MP defends blocking abusive constituents on social media but those locked out say they are not trolls

A Yorkshire MP has defended blocking some constituents on social media as he said he would not tolerate abuse levelled at him online.

Keighley MP Robbie Moore has been accused by some constituents of blocking them from contacting him on social media “simply for holding an alternative view”.

In a letter to the Conservative Party’s chief whip, Mark Spencer, an 18-strong group of constituents said they had not been abusive or trolling, and that the actions create “a completely false impression [...] that all his constituents agree with his actions or views” and “basic democracy is being denied”.

But a spokesman for Mr Moore said constituents could still contact their MP by telephone, email or letter, and that there was no obligation for MPs to operate social media accounts.

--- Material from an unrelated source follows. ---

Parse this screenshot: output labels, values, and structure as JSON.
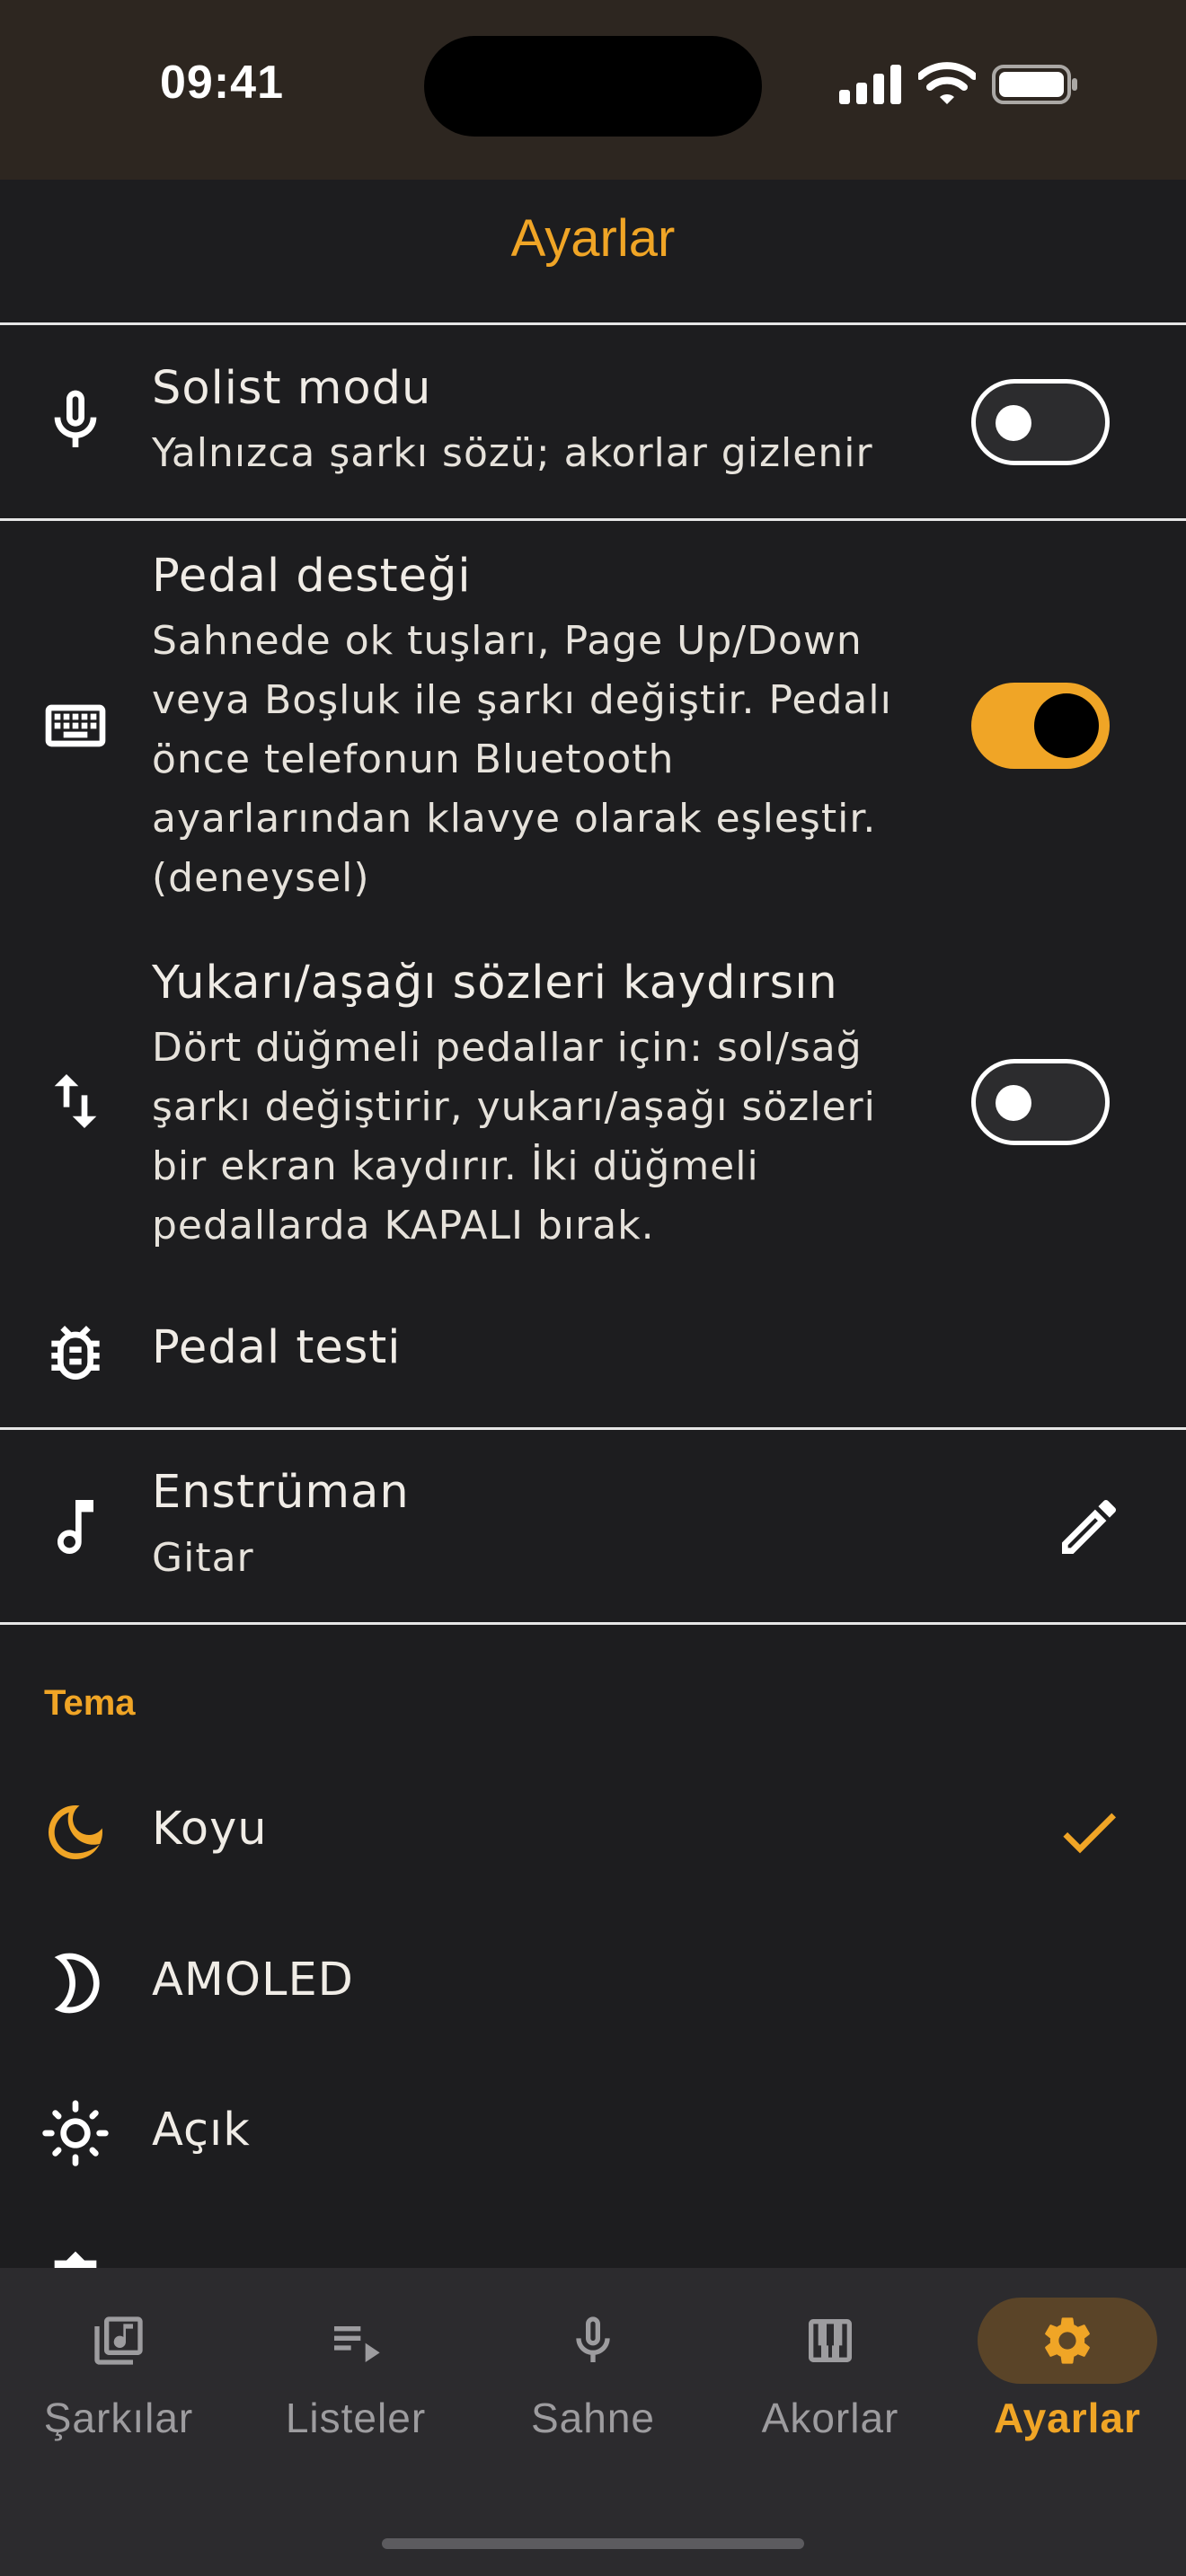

Keighley MP Robbie Moore. Photo: JPI Media

The Prime Minister’s press secretary Allegra Stratton said yesterday there was a balance to be struck between allowing constituents access to have “robust” discussions with their representatives but also not tolerating what would be abuse.

MPs from all parties have spoken out about the growing issue of abuse and threats on social media.

Mr Moore’s spokesman said there was “no Parliamentary obligation for an MP to operate social media accounts”.

He said: “They do so by choice. Mr Moore does not tolerate abusive, threatening, intimidating or any other anti-social content on his various social media accounts.

“If Mr Moore believes that somebody is violating this then he is within his rights to remove them from his page.”

However constituent Lydia MacKinnon, who coordinated the letter, said she and others had not been “trolling” their MP, but asking questions.

She said she may have sometimes been “sarcastic” and that an Instagram page for her dog had also been blocked by Mr Moore after posting that claims made were “b*******”.

But Mrs MacKinnon said she had noticed a growing trend of MPs blocking constituents on social media and after she made a call for those who had been blocked without having been abusive to come forward, she said she had identified at least 135 MPs who had allegedly done so, 127 of whom were Conservatives.

However she admitted that because of the demographics of voters it may be the case that those opposing what Labour MPs had to say might be less likely to engage with them on social media.

A number of Yorkshire’s MPs including Conservative MP for Penistone and Stockbridge Miriam Cates, and Labour MP for Sheffield South East Clive Betts do not have Twitter accounts.

But Mrs MacKinnon said for those that do, she felt politicians had a duty to engage and there were questions to be asked about whether MPs’ social media accounts were personal or private.

“I’m not interested in people who have been blocked because they were abusive or trolling,” she said, and said she had asked for proof she had been anything more than sarcastic and challenging.

But she added: “I do think there is something fundamentally wrong about the fact that MPs can operate social media accounts but not be accountable for what they do on them.”

Ms Stratton said she would look into the issue and said: “There has to be a balance between between being challenged and your constituents feeling able to contact you and make robust points, but at the same time making sure that the abuse that some of our MPs from all parties get is also held in check so there has to be a balance.”

She added that MPs should not be blocking people just because they do not agree.